Given the privacy challenges faced by previous data collection initiatives, it is no surprise that Our Future Health has published a significant amount of information in relation to the safeguards they have put in place to ensure that individuals’ personal data is kept secure. Our Future Health sets out that it will encrypt personal data and keep health data in a “de-identified” form – this means that volunteers’ names and contact details are kept separate from their health information which is shared with researchers. Contact information can only be accessed by a limited number of administrative staff, primarily for the purpose of asking volunteers whether they would like to participate in follow-on research or receive feedback on their personal health.

In terms of sharing data, Our Future Health note they will only share data with registered researchers whose research is approved, health-related, for the public good and in line with the consent volunteers have given (under the common law, consent is generally required to share patient data for research, even if consent is not the legal basis relied on by a controller under the GDPR). Further, researchers working on an approved project can only access de-identified data through a trusted research environment (TRE) which is a highly secure computing environment, where work is subject to clear rules and strict controls.

The potential issues of “de-identified” data

“De-identified” data has no legal definition but it is not the same as anonymised data, which under Recital 26 General Data Protection Regulation (GDPR) is “information which does not relate to an identified or identifiable natural person or to personal data rendered anonymous in such a manner that the data subject is no longer identifiable”.

It is unlikely that separating volunteer names and contact details from their health data will render health data anonymous in GDPR terms, especially in cases where health conditions of volunteers may be unique or very rare or where there is a detailed medical record. The fact that Our Future Health is sequencing DNA, which by its nature, is entirely unique to a person also means that health information shared with researchers could be traced back to individual volunteers. In practice it is not unusual for health data used in research not to be anonymised to a GDPR standard. This is because it can be near impossible to effectively anonymise health data without stripping it of its value. So instead, the aim of de-identifying data, as opposed to anonymisation, is to enhance the security of the data, while retaining its value and richness as a data source. Restricting use of the data to TREs reduces the opportunities for re-identification, so that the privacy of individuals is protected even where full anonymisation cannot be achieved.

Further, health information is considered “special category data” under the GDPR to which certain additional and more restrictive obligations apply in relation to its processing and security. These obligations continue to apply to data which is only de-identified. Given all of these considerations, it will be interesting to see how Our Future Health balances the competing aims to provide sufficient data to provide value to researchers and protect its volunteers’ privacy.

Are we finally harnessing the value of health data?

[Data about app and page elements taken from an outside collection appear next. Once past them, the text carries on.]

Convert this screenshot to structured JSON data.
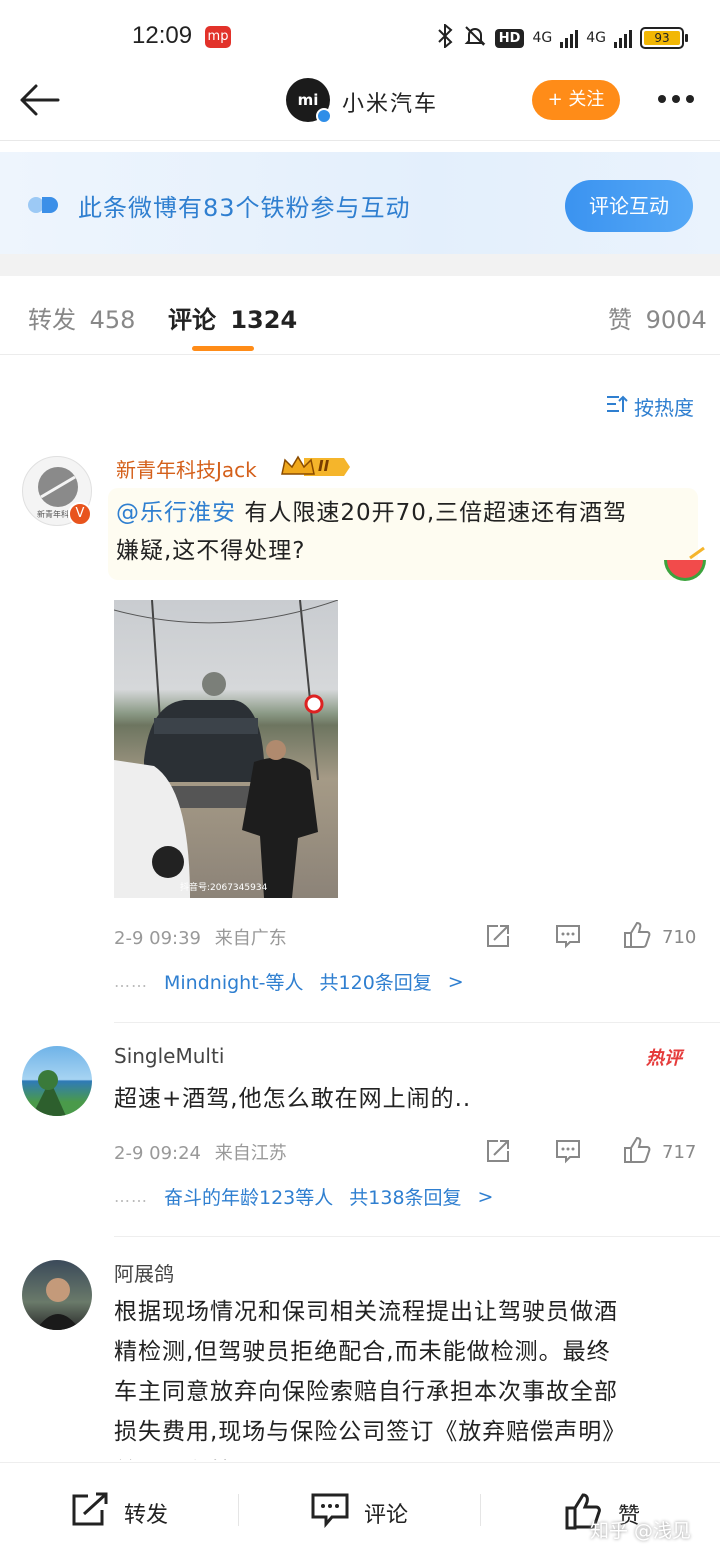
{
  "status_bar": {
    "time": "12:09",
    "app_badge": "mp",
    "hd": "HD",
    "net1": "4G",
    "net2": "4G",
    "battery": "93"
  },
  "header": {
    "account_name": "小米汽车",
    "avatar_text": "mi",
    "follow_label": "+ 关注"
  },
  "banner": {
    "text": "此条微博有83个铁粉参与互动",
    "button_label": "评论互动"
  },
  "tabs": [
    {
      "label": "转发",
      "count": "458"
    },
    {
      "label": "评论",
      "count": "1324"
    },
    {
      "label": "赞",
      "count": "9004"
    }
  ],
  "sort_label": "按热度",
  "comments": [
    {
      "user": "新青年科技Jack",
      "level_badge": "II",
      "mention": "@乐行淮安",
      "text_line1": "有人限速20开70,三倍超速还有酒驾",
      "text_line2": "嫌疑,这不得处理?",
      "avatar_caption": "新青年科",
      "image_watermark": "抖音号:2067345934",
      "time": "2-9 09:39",
      "location": "来自广东",
      "likes": "710",
      "reply_dots": "……",
      "reply_users": "Mindnight-等人",
      "reply_count": "共120条回复",
      "reply_arrow": ">"
    },
    {
      "user": "SingleMulti",
      "hot_tag": "热评",
      "text": "超速+酒驾,他怎么敢在网上闹的..",
      "time": "2-9 09:24",
      "location": "来自江苏",
      "likes": "717",
      "reply_dots": "……",
      "reply_users": "奋斗的年龄123等人",
      "reply_count": "共138条回复",
      "reply_arrow": ">"
    },
    {
      "user": "阿展鸽",
      "lines": [
        "根据现场情况和保司相关流程提出让驾驶员做酒",
        "精检测,但驾驶员拒绝配合,而未能做检测。最终",
        "车主同意放弃向保险索赔自行承担本次事故全部",
        "损失费用,现场与保险公司签订《放弃赔偿声明》",
        "并记录留档。😅😅😅"
      ]
    }
  ],
  "bottom_bar": {
    "repost": "转发",
    "comment": "评论",
    "like": "赞"
  },
  "watermark": "知乎 @浅见",
  "colors": {
    "accent_orange": "#ff8c18",
    "link_blue": "#2f7fd0",
    "vip_orange": "#d4601b"
  }
}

This initiative, however, could be a first step in the UK catching up to nations such as Denmark which already has a long tradition dating back to 1968 of collecting and using healthcare data to improve its healthcare system and for treatment and research. The Danish Health Authority employ statisticians, epidemiologists and economists to monitor and analyse the population’s aggregated health data and its digital health strategy has already reduced the number of outpatients by 75%.[4] The success of such countries demonstrates the value of harnessing the value of population’s health data to improve healthcare more generally, and with the appropriate privacy safeguards in place, Our Future Health could be a step in the right direction.

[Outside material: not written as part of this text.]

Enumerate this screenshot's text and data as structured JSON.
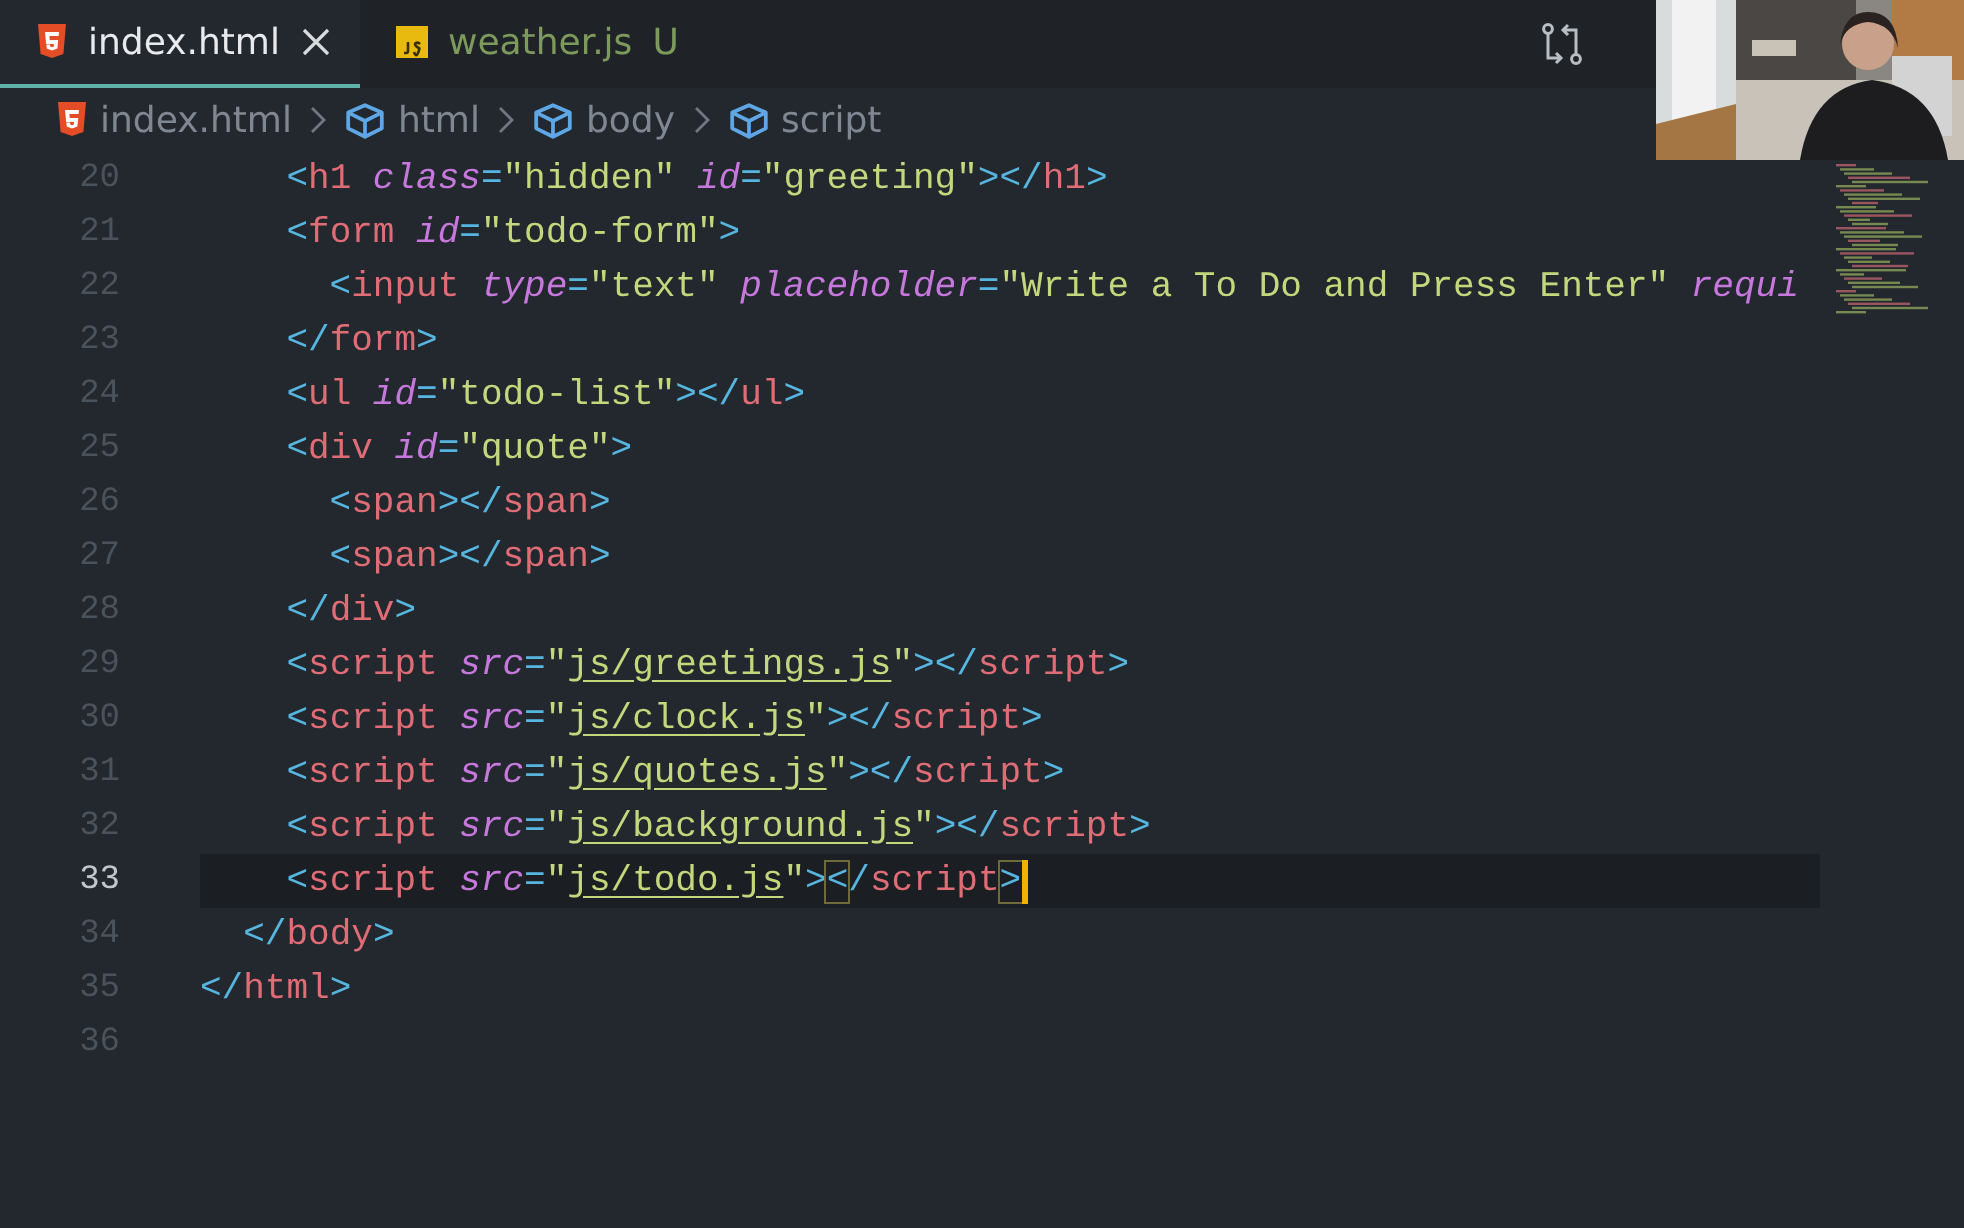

If you would like to read more about the Our Future Health initiative please see further details on their website:







life sciences, data protection and privacy, health tech, life sciences regulatory, value in data